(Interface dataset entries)
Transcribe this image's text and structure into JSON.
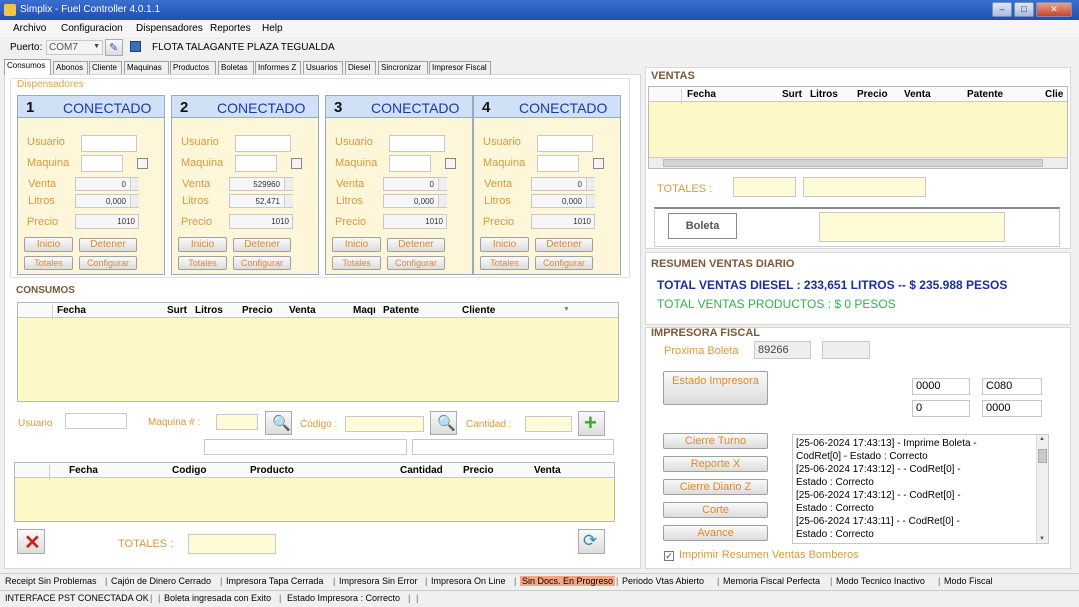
{
  "window": {
    "title": "Simplix - Fuel Controller 4.0.1.1"
  },
  "menu": [
    "Archivo",
    "Configuracion",
    "Dispensadores",
    "Reportes",
    "Help"
  ],
  "port": {
    "label": "Puerto:",
    "value": "COM7",
    "station": "FLOTA TALAGANTE PLAZA TEGUALDA"
  },
  "tabs": [
    "Consumos",
    "Abonos",
    "Cliente",
    "Maquinas",
    "Productos",
    "Boletas",
    "Informes Z",
    "Usuarios",
    "Diesel",
    "Sincronizar",
    "Impresor Fiscal"
  ],
  "dispensers": {
    "title": "Dispensadores",
    "labels": {
      "usuario": "Usuario",
      "maquina": "Maquina",
      "venta": "Venta",
      "litros": "Litros",
      "precio": "Precio",
      "inicio": "Inicio",
      "detener": "Detener",
      "totales": "Totales",
      "configurar": "Configurar"
    },
    "cards": [
      {
        "number": "1",
        "status": "CONECTADO",
        "venta": "0",
        "litros": "0,000",
        "precio": "1010"
      },
      {
        "number": "2",
        "status": "CONECTADO",
        "venta": "529960",
        "litros": "52,471",
        "precio": "1010"
      },
      {
        "number": "3",
        "status": "CONECTADO",
        "venta": "0",
        "litros": "0,000",
        "precio": "1010"
      },
      {
        "number": "4",
        "status": "CONECTADO",
        "venta": "0",
        "litros": "0,000",
        "precio": "1010"
      }
    ]
  },
  "consumos": {
    "title": "CONSUMOS",
    "columns": [
      "Fecha",
      "Surt",
      "Litros",
      "Precio",
      "Venta",
      "Maqı",
      "Patente",
      "Cliente"
    ],
    "form": {
      "usuario": "Usuario",
      "maquina": "Maquina # :",
      "codigo": "Código :",
      "cantidad": "Cantidad :"
    },
    "products_columns": [
      "Fecha",
      "Codigo",
      "Producto",
      "Cantidad",
      "Precio",
      "Venta"
    ],
    "totales": "TOTALES :"
  },
  "ventas": {
    "title": "VENTAS",
    "columns": [
      "Fecha",
      "Surt",
      "Litros",
      "Precio",
      "Venta",
      "Patente",
      "Clie"
    ],
    "totales": "TOTALES :",
    "boleta": "Boleta"
  },
  "resumen": {
    "title": "RESUMEN VENTAS DIARIO",
    "diesel": "TOTAL VENTAS DIESEL : 233,651 LITROS --   $ 235.988 PESOS",
    "productos": "TOTAL VENTAS PRODUCTOS : $ 0 PESOS"
  },
  "impresora": {
    "title": "IMPRESORA FISCAL",
    "proxima_label": "Proxima Boleta",
    "proxima_value": "89266",
    "estado": "Estado Impresora",
    "fields": [
      "0000",
      "C080",
      "0",
      "0000"
    ],
    "buttons": [
      "Cierre Turno",
      "Reporte X",
      "Cierre Diario Z",
      "Corte",
      "Avance"
    ],
    "log": [
      "[25-06-2024 17:43:13] - Imprime Boleta -",
      "CodRet[0] -  Estado : Correcto",
      "[25-06-2024 17:43:12] - - CodRet[0] -",
      "Estado : Correcto",
      "[25-06-2024 17:43:12] - - CodRet[0] -",
      "Estado : Correcto",
      "[25-06-2024 17:43:11] - - CodRet[0] -",
      "Estado : Correcto"
    ],
    "checkbox": "Imprimir Resumen Ventas Bomberos"
  },
  "status1": [
    "Receipt Sin Problemas",
    "Cajón de Dinero Cerrado",
    "Impresora Tapa Cerrada",
    "Impresora Sin Error",
    "Impresora On Line",
    "Sin Docs. En Progreso",
    "Periodo Vtas Abierto",
    "Memoria Fiscal Perfecta",
    "Modo Tecnico Inactivo",
    "Modo Fiscal"
  ],
  "status2": [
    "INTERFACE PST CONECTADA OK",
    "Boleta ingresada con Exito",
    "Estado Impresora : Correcto"
  ],
  "colors": {
    "accent": "#2036a8",
    "label": "#d89a3a",
    "green": "#2fb34a",
    "highlight": "#f4a582"
  }
}
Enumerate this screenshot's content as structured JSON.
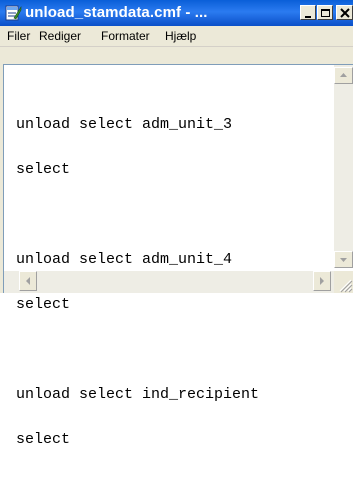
{
  "window": {
    "title": "unload_stamdata.cmf - ...",
    "app_icon": "notepad-icon"
  },
  "titlebar_buttons": [
    "minimize-icon",
    "maximize-icon",
    "close-icon"
  ],
  "menu": {
    "items": [
      {
        "label": "Filer"
      },
      {
        "label": "Rediger"
      },
      {
        "label": "Formater"
      },
      {
        "label": "Hjælp"
      }
    ]
  },
  "editor": {
    "lines": [
      "unload select adm_unit_3",
      "select",
      "",
      "unload select adm_unit_4",
      "select",
      "",
      "unload select ind_recipient",
      "select"
    ]
  },
  "colors": {
    "titlebar": "#0a5fd8",
    "chrome": "#ece9d8",
    "text": "#000000"
  }
}
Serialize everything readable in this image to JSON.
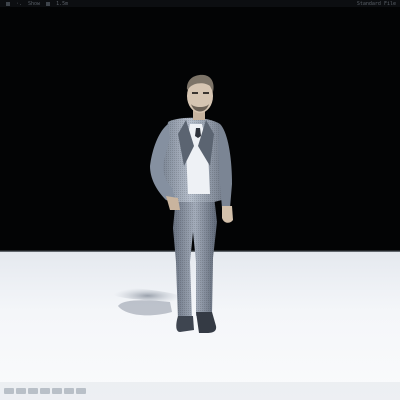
{
  "toolbar": {
    "items": [
      "·.",
      "Show",
      "1.5m"
    ],
    "right_label": "Standard    File"
  },
  "viewport": {
    "background_color": "#030405",
    "floor_color": "#f2f4f7",
    "subject": "man-in-suit-3d-model"
  },
  "bottom_controls": {
    "count": 7
  }
}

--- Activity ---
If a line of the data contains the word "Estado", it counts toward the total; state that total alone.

--- Reply ---
6